- The data must be organized into entity groups when using queries within the transaction.
- There is a limit of one transaction per second within a single entity group. This is because it performs masterless, synchronous replication of each entity group over a wide geographical area to provide high reliability and fault tolerance.
There are two consistency levels in which data store queries can deliver the results. They are as follows:
- Strong consistent:
This guarantees the most up-to-date results, but may take longer to complete or may not be supported in certain classes.
- Eventually consistent:
These queries run faster, but may occasionally return stale results.
A transaction may include any number of creating, deleting, updating mutations. To maintain consistency of the data, the transaction ensures that all of the mutations it consists of are applied as a unit or, if any mutation fails, none of them are applied. All strongly consistent reads performed within the same transaction rely on a single, consistent snapshot of data. Strong consistency queries must specify an ancestor filter. Queries that participate in a transaction are always consistent. Eventually, consistent transactions may allow you to distribute the data among a large number of entity groups. The results from these reads may not reflect the latest transactions.
To create a strong consistency, a better approach is to create entities with ancestor paths. The ancestor path identifies the common root entity in which the created entities are grouped. Writing a single entity per task list achieves strong consistency, it limits the changes to task list to not more than one write per second.
Limitation of the Cloud Datastore
- Cloud storage is not an effective solution for analytical data.
- It doesn’t support Online Transaction processing(OLTP).
- It doesn’t support highly unstructured data.
- It doesn’t support interactive querying in an Online Analytical Processing system.
- It is not supported for immutable blobs.
Some of the best practices to be followed while building an application
- UTF-8 characters are to be used for namespaces, property names and custom key names.
- Use batch transactions instead of single operations. Batch operations are more efficient than single operations as they multiple operations with the same overhead.
- If any transaction fails, ensure rollout the transaction.
- Use asynchronous calls instead of synchronous calls as it minimizes the latency impact.
- Group highly related data in entity groups as it enables ancestor queries.
- Do not include the same entity multiple times in the same commit.
- Avoid writing an entity group more than once per second.
- Do not use a negative number or zero for the numerical ID.
- Exclude the property from the query if it is not needed.
- Do not use dots in property names instead use UTF-8 characters for string format.

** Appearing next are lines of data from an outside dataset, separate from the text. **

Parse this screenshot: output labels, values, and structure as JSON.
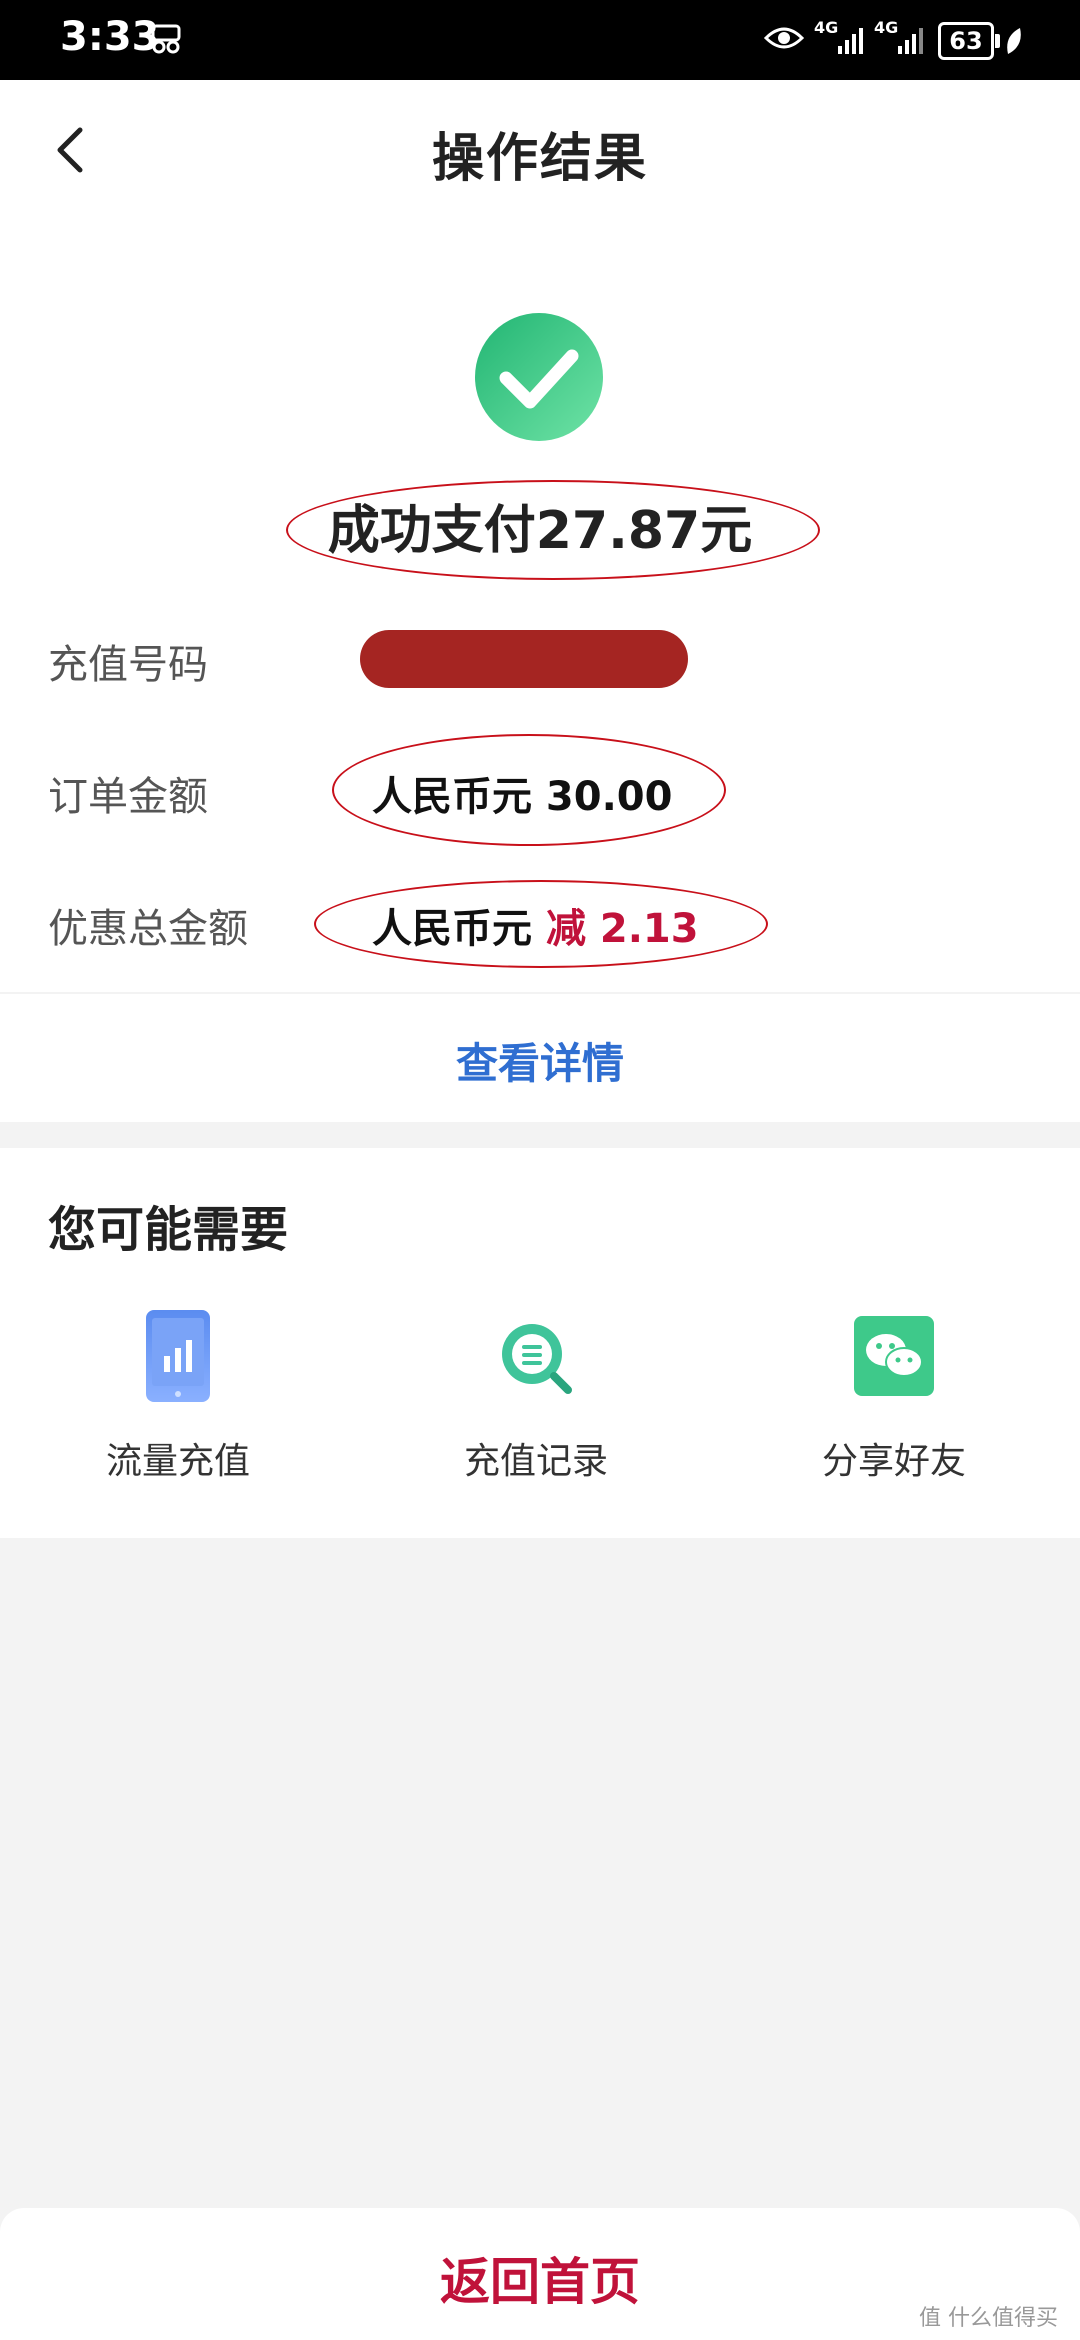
{
  "status_bar": {
    "time": "3:33",
    "network_1": "4G",
    "network_2": "4G",
    "battery": "63"
  },
  "header": {
    "title": "操作结果",
    "back_icon": "chevron-left-icon"
  },
  "result": {
    "success_icon": "check-circle-icon",
    "accent_color": "#3ecf8e",
    "payment_text": "成功支付27.87元",
    "rows": [
      {
        "label": "充值号码",
        "value": ""
      },
      {
        "label": "订单金额",
        "value": "人民币元 30.00"
      },
      {
        "label": "优惠总金额",
        "value_prefix": "人民币元",
        "value_highlight": "减 2.13"
      }
    ],
    "detail_link": "查看详情"
  },
  "recommendations": {
    "title": "您可能需要",
    "items": [
      {
        "label": "流量充值",
        "icon": "phone-data-icon"
      },
      {
        "label": "充值记录",
        "icon": "search-list-icon"
      },
      {
        "label": "分享好友",
        "icon": "wechat-icon"
      }
    ]
  },
  "bottom": {
    "home_button": "返回首页"
  },
  "watermark": "值 什么值得买"
}
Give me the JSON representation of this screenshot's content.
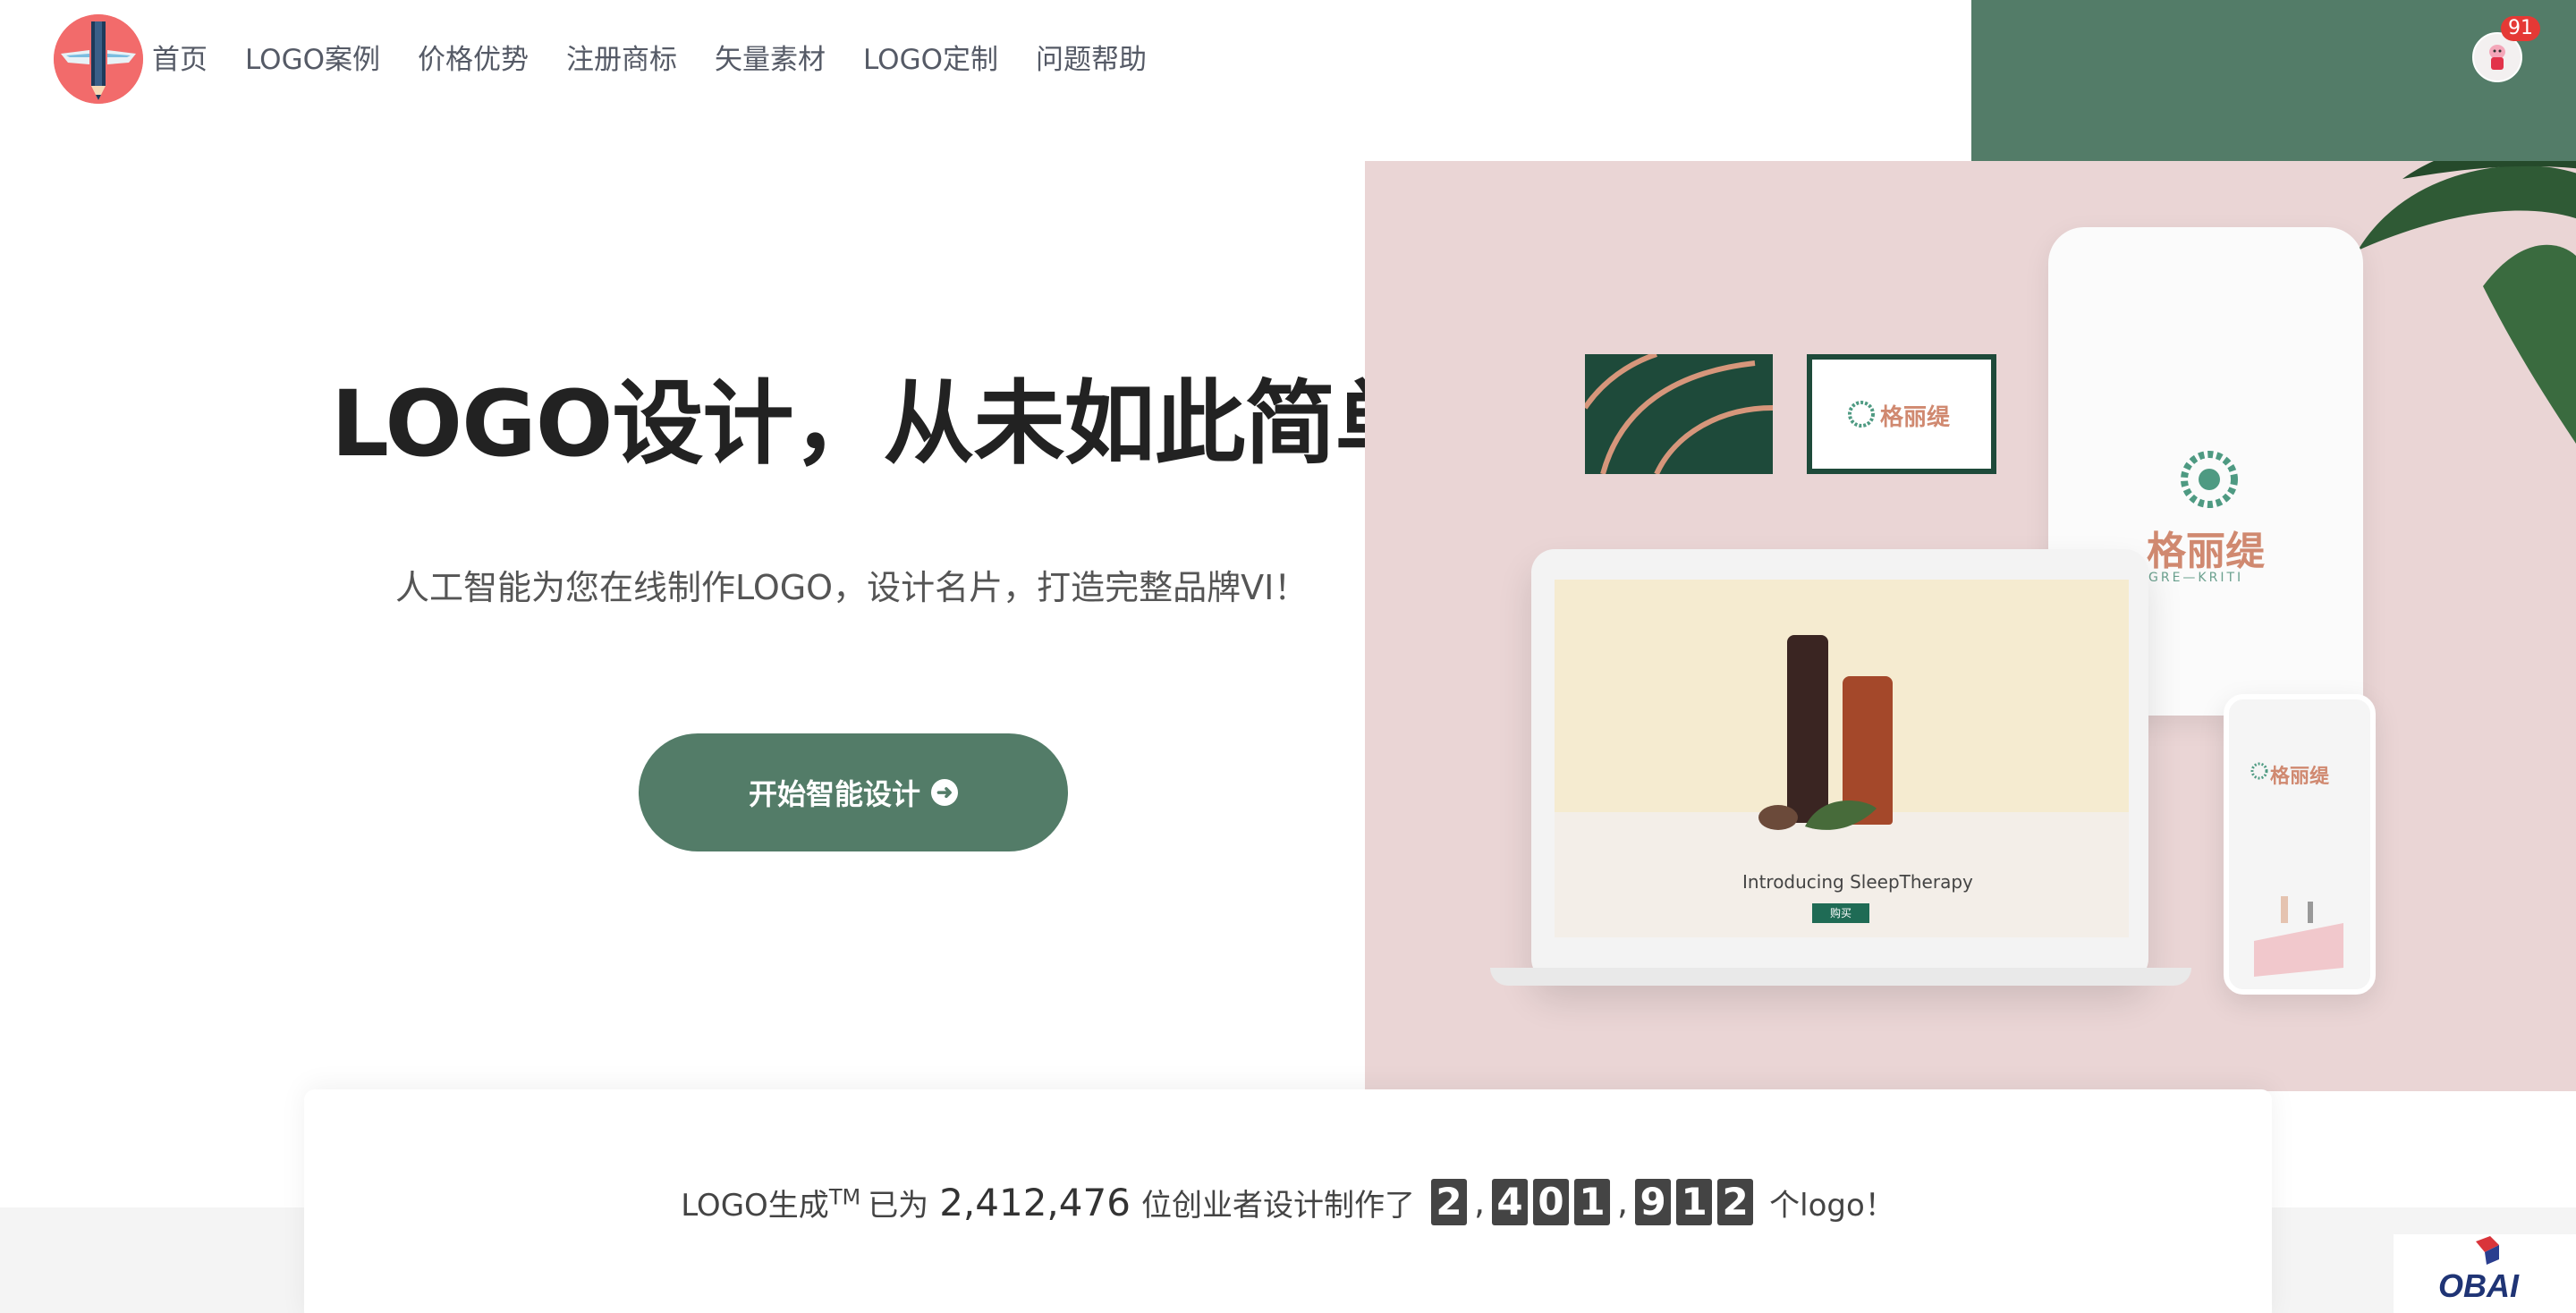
{
  "header": {
    "nav": [
      "首页",
      "LOGO案例",
      "价格优势",
      "注册商标",
      "矢量素材",
      "LOGO定制",
      "问题帮助"
    ],
    "notification_count": "91"
  },
  "hero": {
    "title_part1": "LOGO设计，",
    "title_part2": "从未如此简单!",
    "subtitle": "人工智能为您在线制作LOGO，设计名片，打造完整品牌VI！",
    "cta_label": "开始智能设计"
  },
  "mockup": {
    "brand_cn": "格丽缇",
    "brand_en": "GRE—KRITI",
    "laptop_caption": "Introducing SleepTherapy",
    "buy_label": "购买"
  },
  "stats": {
    "prefix": "LOGO生成",
    "tm": "TM",
    "mid1": "已为",
    "entrepreneurs": "2,412,476",
    "mid2": "位创业者设计制作了",
    "logo_digits": [
      "2",
      "4",
      "0",
      "1",
      "9",
      "1",
      "2"
    ],
    "suffix": "个logo！"
  },
  "watermark": {
    "text": "OBAI"
  },
  "colors": {
    "brand_green": "#537c68",
    "hero_pink": "#ead5d5",
    "highlight": "#a9c3b4",
    "badge_red": "#e53935"
  }
}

- Use an ancestor query if strong consistency is needed.
- Avoid high read/write rates to the Cloud Datastore keys that are lexicographically close.
- Avoid deleting a large number of Cloud Datastore entities across a small range of keys.